So what exactly is “bulking”? If you aren’t aware, to build muscle you need to provide your body with excess calories. Everything in life is about energy. To add weight (be that fat or muscle) to your body you must supply the body with more energy (as calories from food) than it needs. We all need different amounts of calories. You can roughly work out your needs as they are dependent on you age, weight, height and activity; which is dependent on your job and how much you train. As long as you ingest more calories than you need, to maintain weight or referred to as maintenance calories, you’ll be in an energy surplus needed to gain weight.
Someone who is bulking is purposely eating more calories than they need. By providing your muscles with a strong stimulus to grow from progressive, intense training, these excess calories, especially protein, should aid to muscle hypertrophy and gains. However, if you just eat a calorie surplus without the necessary resistance training for muscle growth the excess calories will just add body fat.
Many bodybuilders and physique competitors still speak about “bulking” on their “off season”. This is the time of year where they aren’t competing, so do not need to be lean with a six pack. They therefore purposely eat more calories than they need and train their muscles hard with the aim of forcing the muscles to grow. For the most part they also gain a fair bit of body fat compared to when on stage. They look far more bulky and are hence bulking.
Bulking can be done in one of two ways:
- Clean Bulk
- Dirty Bulk
1. A clean bulk refers to adding excess calories (for the reasons explained above), but doing so with largely healthy foods. The types of foods eaten when clean bulking aren’t that dissimilar to foods eaten when cutting or trying to maintain and stay lean. Treat meals (the addition of a meal or two a week with more unhealthy foods) will still be used in many cases, but 90% of meals will be nutrient and calorie while meeting the calorie surplus requirements for bulking. A clean bulk usually leads to a leaner bulk and is certainly more healthy, to the body and mind, long term.

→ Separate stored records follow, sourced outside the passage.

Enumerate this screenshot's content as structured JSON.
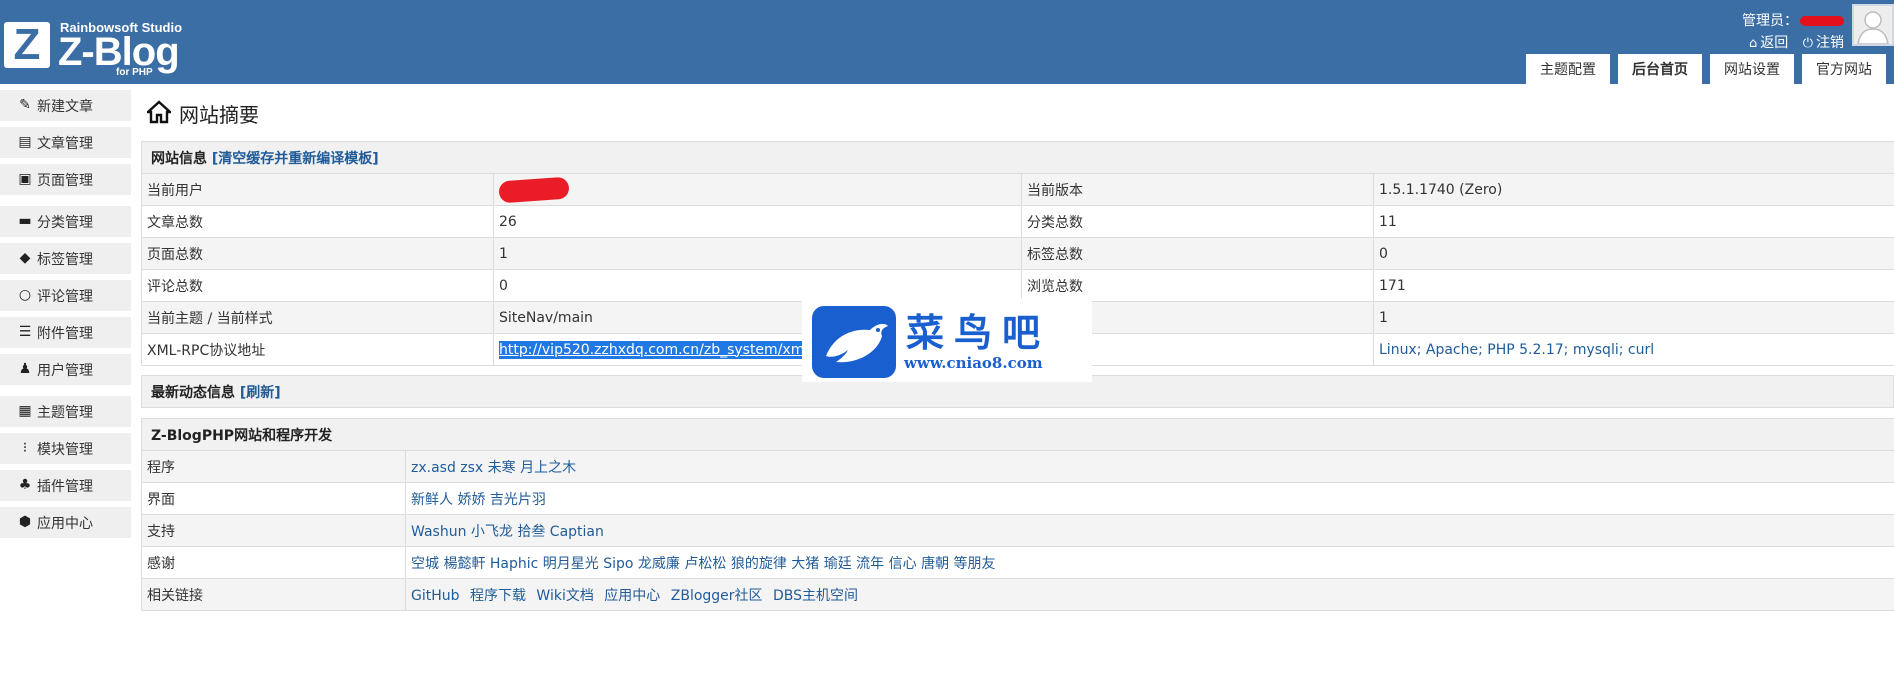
{
  "colors": {
    "header_bg": "#3a6ea5",
    "sidebar_bg": "#efefef",
    "link": "#215c99",
    "redaction": "#e4101c",
    "selection": "#1f78e4",
    "watermark": "#1a5fd0"
  },
  "header": {
    "logo": {
      "studio": "Rainbowsoft Studio",
      "brand": "Z-Blog",
      "mark": "Z",
      "sub": "for PHP"
    },
    "admin_label": "管理员：",
    "return_label": "返回",
    "logout_label": "注销",
    "tabs": [
      {
        "label": "主题配置"
      },
      {
        "label": "后台首页",
        "active": true
      },
      {
        "label": "网站设置"
      },
      {
        "label": "官方网站"
      }
    ]
  },
  "sidebar": {
    "items": [
      {
        "label": "新建文章",
        "icon": "edit-icon"
      },
      {
        "label": "文章管理",
        "icon": "document-icon"
      },
      {
        "label": "页面管理",
        "icon": "page-icon"
      },
      {
        "label": "分类管理",
        "icon": "folder-icon"
      },
      {
        "label": "标签管理",
        "icon": "tag-icon"
      },
      {
        "label": "评论管理",
        "icon": "comment-icon"
      },
      {
        "label": "附件管理",
        "icon": "attachment-icon"
      },
      {
        "label": "用户管理",
        "icon": "user-icon"
      },
      {
        "label": "主题管理",
        "icon": "theme-icon"
      },
      {
        "label": "模块管理",
        "icon": "module-icon"
      },
      {
        "label": "插件管理",
        "icon": "plugin-icon"
      },
      {
        "label": "应用中心",
        "icon": "app-center-icon"
      }
    ]
  },
  "main": {
    "title": "网站摘要",
    "site_info": {
      "header_label": "网站信息",
      "header_link": "[清空缓存并重新编译模板]",
      "rows": [
        {
          "l1": "当前用户",
          "v1": "",
          "l2": "当前版本",
          "v2": "1.5.1.1740 (Zero)"
        },
        {
          "l1": "文章总数",
          "v1": "26",
          "l2": "分类总数",
          "v2": "11"
        },
        {
          "l1": "页面总数",
          "v1": "1",
          "l2": "标签总数",
          "v2": "0"
        },
        {
          "l1": "评论总数",
          "v1": "0",
          "l2": "浏览总数",
          "v2": "171"
        },
        {
          "l1": "当前主题 / 当前样式",
          "v1": "SiteNav/main",
          "l2": "",
          "v2": "1"
        },
        {
          "l1": "XML-RPC协议地址",
          "v1": "http://vip520.zzhxdq.com.cn/zb_system/xml-r",
          "l2": "",
          "v2": "Linux; Apache; PHP 5.2.17; mysqli; curl"
        }
      ]
    },
    "news": {
      "header_label": "最新动态信息",
      "header_link": "[刷新]"
    },
    "dev": {
      "header_label": "Z-BlogPHP网站和程序开发",
      "rows": [
        {
          "label": "程序",
          "value": "zx.asd zsx 未寒 月上之木"
        },
        {
          "label": "界面",
          "value": "新鲜人 娇娇 吉光片羽"
        },
        {
          "label": "支持",
          "value": "Washun 小飞龙 拾叁 Captian"
        },
        {
          "label": "感谢",
          "value": "空城 楊懿軒 Haphic 明月星光 Sipo 龙威廉 卢松松 狼的旋律 大猪 瑜廷 流年 信心 唐朝 等朋友"
        }
      ],
      "links_label": "相关链接",
      "links": [
        "GitHub",
        "程序下载",
        "Wiki文档",
        "应用中心",
        "ZBlogger社区",
        "DBS主机空间"
      ]
    }
  },
  "watermark": {
    "cn": "菜鸟吧",
    "url": "www.cniao8.com"
  }
}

2.A dirty bulk refers to adding excess calories as described above but with any and all foods. Often it is seen as an excuse to eat all the foods avoided during a cut or when staying lean. Therefore cakes, chocolates, ice cream and alcohol among others are often overdone. Foods that are calorie dense but are often low in nutrients. This could have health implications and not something that is typically advocated.. The psychology of eating such foods after cutting them out for so long can also be detrimental when bulking like this and it has been linked with eating disorders. Especially as the subsequent cut can often be far harder as a dirty bulk usually leads to a less lean end point as well as a change of palate that must then be changed again!
There may be different methods, but the bottom line is that bulking is a term used to describe a state of training and eating with the aim of increasing muscle mass. Bulking relies upon eating more calories than the body needs for a set amount of time before dieting/cutting calories to then lose any excess body fat gained, while maintaining the muscle. It’s history may be in the bodybuilding arena, but thanks to the wide availability and prevalence of physique competitions it has filtered into even the most mainstream highstreet gym or swanky health club.
For a basic guide on how to work out your bulk check out this bulking calories article.BACK TO THE BULKING ZONE
- 20g of High Quality Protein
- 447 calories per serving
- *Best Before End 28th February 2019*
- 40g of high quality protein
- 600 calories per serving
- *Best Before End 28 February 2019*